In 1989 Steve Kough, a former National Football League (NFL) player turned drug smuggler, was trafficking electronics from the US into Cuba, and drugs and art back into Miami. The run was financed by the infamous drugs lord Pablo Escobar, but instead of being paid in cash, Kough was given a ceramic work said to be by Picasso, who had apparently given it to Ernest Hemingway.
So goes the far-fetched story told in the podcast Hemingway’s Picasso, co-written by Leah Carroll and Pallavi Kottamasu.
In recordings made before he died in 2018, Kough claims he was driven to Hemingway’s beloved Finca Vigía just outside Havana, which the writer left in 1960, a year before his suicide. There, Kough is said to have met a curator who handed over the ceramic work, consisting of four tiles that fit together like a puzzle and depict two people, whom Kough called Fred and Betty.
After three decades in his possession, and a thwarted attempt to sell the work at Art Basel in Miami Beach in 2014, Kough passed it to his son Stevie, urging him on his death bed to “get it done—sell Fred and Betty”.
The work, consisting of four tiles that fit together like a puzzle and depict two people, whom Kough called Fred and Betty

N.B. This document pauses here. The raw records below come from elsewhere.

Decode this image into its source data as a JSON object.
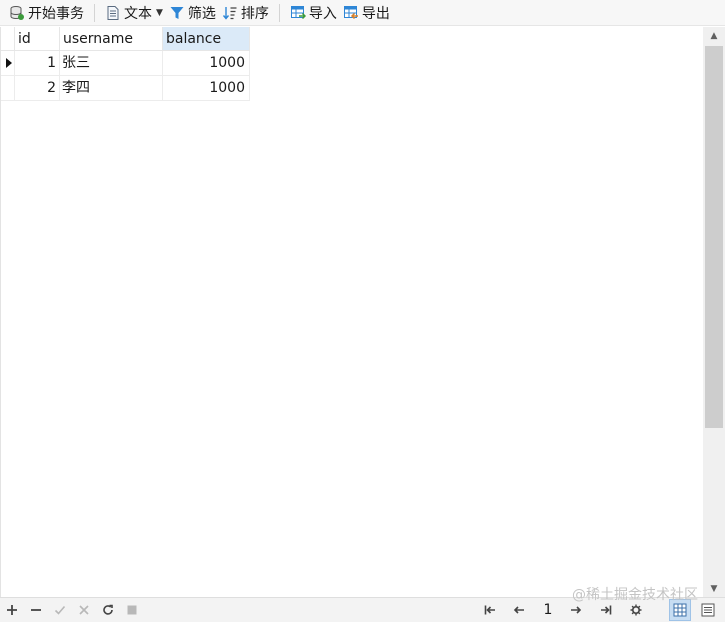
{
  "toolbar": {
    "begin_transaction": "开始事务",
    "text": "文本",
    "filter": "筛选",
    "sort": "排序",
    "import": "导入",
    "export": "导出"
  },
  "columns": [
    "id",
    "username",
    "balance"
  ],
  "rows": [
    {
      "id": "1",
      "username": "张三",
      "balance": "1000"
    },
    {
      "id": "2",
      "username": "李四",
      "balance": "1000"
    }
  ],
  "pagination": {
    "page": "1"
  },
  "watermark": "@稀土掘金技术社区",
  "colors": {
    "selected_header": "#dbeaf8",
    "accent_blue": "#2e86d6",
    "accent_green": "#3a9a3a"
  },
  "icons": {
    "begin_transaction": "database-icon",
    "text": "document-icon",
    "filter": "funnel-icon",
    "sort": "sort-icon",
    "import": "table-import-icon",
    "export": "table-export-icon"
  }
}
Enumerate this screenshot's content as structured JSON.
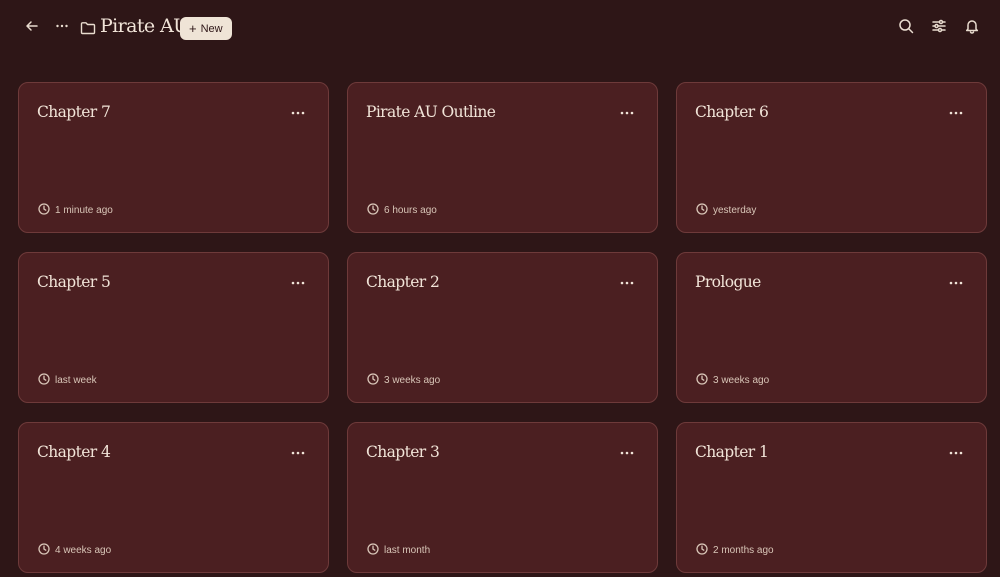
{
  "header": {
    "title": "Pirate AU",
    "new_label": "New",
    "icons": [
      "arrow-left-icon",
      "more-horizontal-icon",
      "folder-icon",
      "plus-icon",
      "search-icon",
      "sliders-icon",
      "bell-icon"
    ]
  },
  "cards": [
    {
      "title": "Chapter 7",
      "time": "1 minute ago"
    },
    {
      "title": "Pirate AU Outline",
      "time": "6 hours ago"
    },
    {
      "title": "Chapter 6",
      "time": "yesterday"
    },
    {
      "title": "Chapter 5",
      "time": "last week"
    },
    {
      "title": "Chapter 2",
      "time": "3 weeks ago"
    },
    {
      "title": "Prologue",
      "time": "3 weeks ago"
    },
    {
      "title": "Chapter 4",
      "time": "4 weeks ago"
    },
    {
      "title": "Chapter 3",
      "time": "last month"
    },
    {
      "title": "Chapter 1",
      "time": "2 months ago"
    }
  ],
  "colors": {
    "background": "#2e1617",
    "card": "#4b1f21",
    "card_border": "#6e3a3a",
    "text": "#f1e4d8",
    "button": "#efe4d6"
  }
}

Who exactly are Fred and Betty? Contrary to Kough’s assumption that the figure on the right is a man (Kough claimed to have snorted cocaine off what he thought was the figure’s “penis”), Carroll and Kottamasu have established that the figures may be Picasso’s former partner, the artist Françoise Gilot, and their daughter Paloma. Searching the authoritative On-line Picasso Project, Kottamasu came across a 1951 painting, Mère aux Enfants à l’Orange, of Gilot with Paloma and Claude (her son with Picasso). It is strikingly close in style to the ceramic and, significantly, both works prominently feature an orange. But with no established provenance, attempts to authenticate the ceramic via Picasso’s estate have been stonewalled.
Another major piece of the story came with the discovery of a postcard that Picasso allegedly sent to Hemingway in September 1954. At this point, Picasso was living in Vallauris on the Cote d’Azur, where he developed a relationship with the famous Madoura pottery studio. The postcard simply reads: “Para Hemingway, para siempre” (to Hemingway, forever). There is a small drawing of a woman in the top right corner, presumably by Picasso, but there is no postmark on the card, which Carroll suggests could mean it was sent inside a crate—with the ceramic tiles.

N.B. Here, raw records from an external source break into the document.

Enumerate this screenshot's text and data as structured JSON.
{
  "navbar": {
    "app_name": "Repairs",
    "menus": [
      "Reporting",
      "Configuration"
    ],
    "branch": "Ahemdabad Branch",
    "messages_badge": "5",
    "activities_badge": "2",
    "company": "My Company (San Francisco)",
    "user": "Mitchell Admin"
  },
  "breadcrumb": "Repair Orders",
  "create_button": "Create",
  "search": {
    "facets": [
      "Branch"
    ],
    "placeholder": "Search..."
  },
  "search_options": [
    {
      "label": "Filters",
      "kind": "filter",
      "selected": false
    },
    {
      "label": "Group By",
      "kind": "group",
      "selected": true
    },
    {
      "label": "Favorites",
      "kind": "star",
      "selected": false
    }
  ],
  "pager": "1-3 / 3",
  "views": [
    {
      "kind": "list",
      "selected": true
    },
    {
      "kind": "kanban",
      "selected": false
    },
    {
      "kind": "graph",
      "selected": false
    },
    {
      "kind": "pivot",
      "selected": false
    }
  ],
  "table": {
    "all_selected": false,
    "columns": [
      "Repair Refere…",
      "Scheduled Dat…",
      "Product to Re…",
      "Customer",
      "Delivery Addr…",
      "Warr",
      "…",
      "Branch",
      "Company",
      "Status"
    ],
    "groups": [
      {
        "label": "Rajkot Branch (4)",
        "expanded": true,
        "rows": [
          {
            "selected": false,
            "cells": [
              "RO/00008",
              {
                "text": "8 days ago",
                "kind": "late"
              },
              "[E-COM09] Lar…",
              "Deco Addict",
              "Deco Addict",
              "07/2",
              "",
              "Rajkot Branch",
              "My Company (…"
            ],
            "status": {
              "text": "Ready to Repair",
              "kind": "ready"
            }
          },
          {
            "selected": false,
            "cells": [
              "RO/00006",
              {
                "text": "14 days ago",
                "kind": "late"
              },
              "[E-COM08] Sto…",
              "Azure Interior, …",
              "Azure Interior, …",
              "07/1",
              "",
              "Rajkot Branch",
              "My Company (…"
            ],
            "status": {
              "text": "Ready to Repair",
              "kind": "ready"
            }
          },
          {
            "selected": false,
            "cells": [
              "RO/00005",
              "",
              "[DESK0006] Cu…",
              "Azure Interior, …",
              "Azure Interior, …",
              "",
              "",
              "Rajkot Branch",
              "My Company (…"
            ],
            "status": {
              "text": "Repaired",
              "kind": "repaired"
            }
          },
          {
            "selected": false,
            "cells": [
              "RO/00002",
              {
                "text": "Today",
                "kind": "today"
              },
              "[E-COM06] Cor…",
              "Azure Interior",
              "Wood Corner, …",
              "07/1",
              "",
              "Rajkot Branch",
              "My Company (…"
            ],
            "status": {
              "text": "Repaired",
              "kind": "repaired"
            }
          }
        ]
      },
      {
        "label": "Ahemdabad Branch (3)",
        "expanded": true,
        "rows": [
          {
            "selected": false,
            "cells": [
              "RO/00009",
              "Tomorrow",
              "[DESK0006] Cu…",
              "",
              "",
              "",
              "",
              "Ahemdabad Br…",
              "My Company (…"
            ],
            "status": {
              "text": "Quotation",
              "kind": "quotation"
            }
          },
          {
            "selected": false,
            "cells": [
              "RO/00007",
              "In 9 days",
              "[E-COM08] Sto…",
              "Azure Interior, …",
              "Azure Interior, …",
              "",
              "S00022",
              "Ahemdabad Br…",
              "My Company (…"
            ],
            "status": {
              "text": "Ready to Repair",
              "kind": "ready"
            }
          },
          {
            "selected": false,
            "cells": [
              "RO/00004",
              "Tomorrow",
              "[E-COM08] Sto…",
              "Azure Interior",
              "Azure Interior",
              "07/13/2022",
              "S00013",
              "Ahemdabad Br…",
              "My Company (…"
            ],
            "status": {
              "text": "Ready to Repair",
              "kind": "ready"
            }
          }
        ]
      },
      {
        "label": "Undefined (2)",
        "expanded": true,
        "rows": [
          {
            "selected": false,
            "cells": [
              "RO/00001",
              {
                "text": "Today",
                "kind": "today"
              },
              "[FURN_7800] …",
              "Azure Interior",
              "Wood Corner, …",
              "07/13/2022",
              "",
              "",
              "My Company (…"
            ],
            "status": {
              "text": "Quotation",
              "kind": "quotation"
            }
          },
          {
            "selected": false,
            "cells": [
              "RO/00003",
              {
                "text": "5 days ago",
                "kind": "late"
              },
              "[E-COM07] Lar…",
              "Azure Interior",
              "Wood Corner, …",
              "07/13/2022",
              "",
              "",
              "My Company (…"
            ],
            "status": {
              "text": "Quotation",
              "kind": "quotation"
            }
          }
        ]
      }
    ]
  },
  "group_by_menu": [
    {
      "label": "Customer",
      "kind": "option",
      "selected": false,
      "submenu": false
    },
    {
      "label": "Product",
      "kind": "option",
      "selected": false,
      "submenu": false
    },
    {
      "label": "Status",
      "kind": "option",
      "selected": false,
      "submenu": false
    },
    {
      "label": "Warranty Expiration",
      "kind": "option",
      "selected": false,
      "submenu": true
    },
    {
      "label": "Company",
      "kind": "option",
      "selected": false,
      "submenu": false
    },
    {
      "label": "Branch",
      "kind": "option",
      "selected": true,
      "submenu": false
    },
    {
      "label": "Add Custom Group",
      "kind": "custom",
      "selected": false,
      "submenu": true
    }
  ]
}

Before he died, Kough attempted to establish some sort of provenance, at least trying to prove that Hemingway had once owned the work. For this, he secured video testimony from René Villarreal, Hemingway’s housekeeper whom the writer looked upon as his adopted son. In the video, Villarreal says he recognised the piece immediately, saying that Hemingway often kept it wrapped in a bullfighter’s cloak. Villarreal also signed an affidavit stating he saw Hemingway show it off to multiple people, calling it “my Picasso”.
In a bid to corroborate Villarreal’s account, Carroll tracked down Colette Hemingway, who is married to Ernest’s grandson, Sean. As an art historian, Colette Hemingway has her reservations about the ceramic: “It doesn’t look like anything that I have seen at the Picasso museums,” she says. Nonetheless, she believes Villarreal’s assertion that it was housed in the Finca. Her advice? Take it to Sotheby’s.
It is here the podcast concludes, with an episode (due to air on 6 December) featuring Michelle McMullan, a Christie's specialist who had overseen a sale of Picasso ceramics at the auction house in 2012. Carroll refuses to be drawn on their verdicts, but says: “I came into this 100% believing that not one ounce of the story was true. At this point, I would be equally surprised to find out that the ceramic was a fake as I would be to find out that it’s real.”